In her speech, Welthungerhilfe President Bärbel Dieckmann raised the point once again that precisely those countries that cannot be included in the GHI ranking faced a disastrous situation due largely to violent conflict and poor governance – such as Libya, Somalia or Syria. “If we don't succeed in containing wars we won't eradicate hunger in the world,” said the Welthungerhilfe President. Some 65 million people currently faced displacement and, she noted, a large proportion of them were seeking refuge in neighbouring countries – countries which for the most part already had difficulties feeding their own population. “We have to give more support to these countries,” was Dieckmann's message. This support should include investment in agriculture, efforts to strengthen civil society and improvements to the education system. But, she said, the private sector also had an obligation to align investments in the relevant countries to the wellbeing of the people – and not focus exclusively on profit maximisation. Although exploitative raw material extraction had been criticised for decades, such practices remained a bitter reality in many countries of the South.

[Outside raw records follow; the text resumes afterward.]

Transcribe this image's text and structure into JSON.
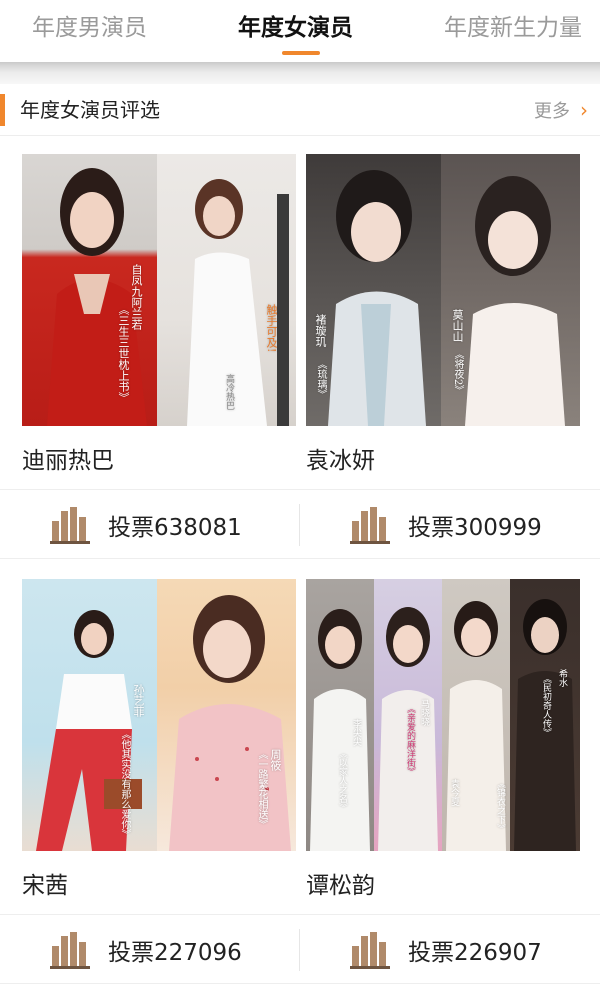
{
  "tabs": [
    {
      "label": "年度男演员"
    },
    {
      "label": "年度女演员"
    },
    {
      "label": "年度新生力量"
    }
  ],
  "active_tab": "年度女演员",
  "section": {
    "title": "年度女演员评选",
    "more_label": "更多"
  },
  "accent_color": "#f0872d",
  "cards": [
    {
      "name": "迪丽热巴",
      "votes": "投票638081",
      "captions": [
        "自凤九阿兰若",
        "《三生三世枕上书》",
        "高冷热巴",
        "触手可及!"
      ]
    },
    {
      "name": "袁冰妍",
      "votes": "投票300999",
      "captions": [
        "褚璇玑",
        "《琉璃》",
        "莫山山",
        "《将夜2》"
      ]
    },
    {
      "name": "宋茜",
      "votes": "投票227096",
      "captions": [
        "孙艺菲",
        "《他其实没有那么爱你》",
        "周筱",
        "《一路繁花相送》"
      ]
    },
    {
      "name": "谭松韵",
      "votes": "投票226907",
      "captions": [
        "李尖尖",
        "《以家人之名》",
        "马晓晓",
        "《亲爱的麻洋街》",
        "希水",
        "《民初奇人传》",
        "袁今夏",
        "《锦衣之下》"
      ]
    }
  ]
}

The Global Hunger Index (GHI), jointly published since 2006 by IFPRI, Concern Worldwide and Welthungerhilfe, ranks countries in accordance with a 100 point scale. Values up to 9.9 signify “low” levels of hunger, values from 10 “moderate”, values from 20 “serious”, values from 35 “alarming”, and values from 50 signify “extremely alarming” hunger. Four factors are fed into the index: the proportion of undernourished people as a percentage of the population, the proportion of children under the age of five who are wasted (that is, have low weight for their height, reflecting acute undernutrition), the proportion of children under the age of five who are stunted (that is, have low height for their age, reflecting chronic undernutrition) and the mortality rate of children under the age of five. The 2016 GHI has been calculated for 118 countries for which data on all four component indicators are available and where measuring hunger is considered most relevant. It presents data from 2010 to 2016. For some countries, such as Burundi, the Comoros, the Democratic Republic of the Congo, Eritrea, Papua New Guinea, South Sudan, and Syria, GHI scores could not be calculated due to lack of data.
Silvia Richter, editor Rural 21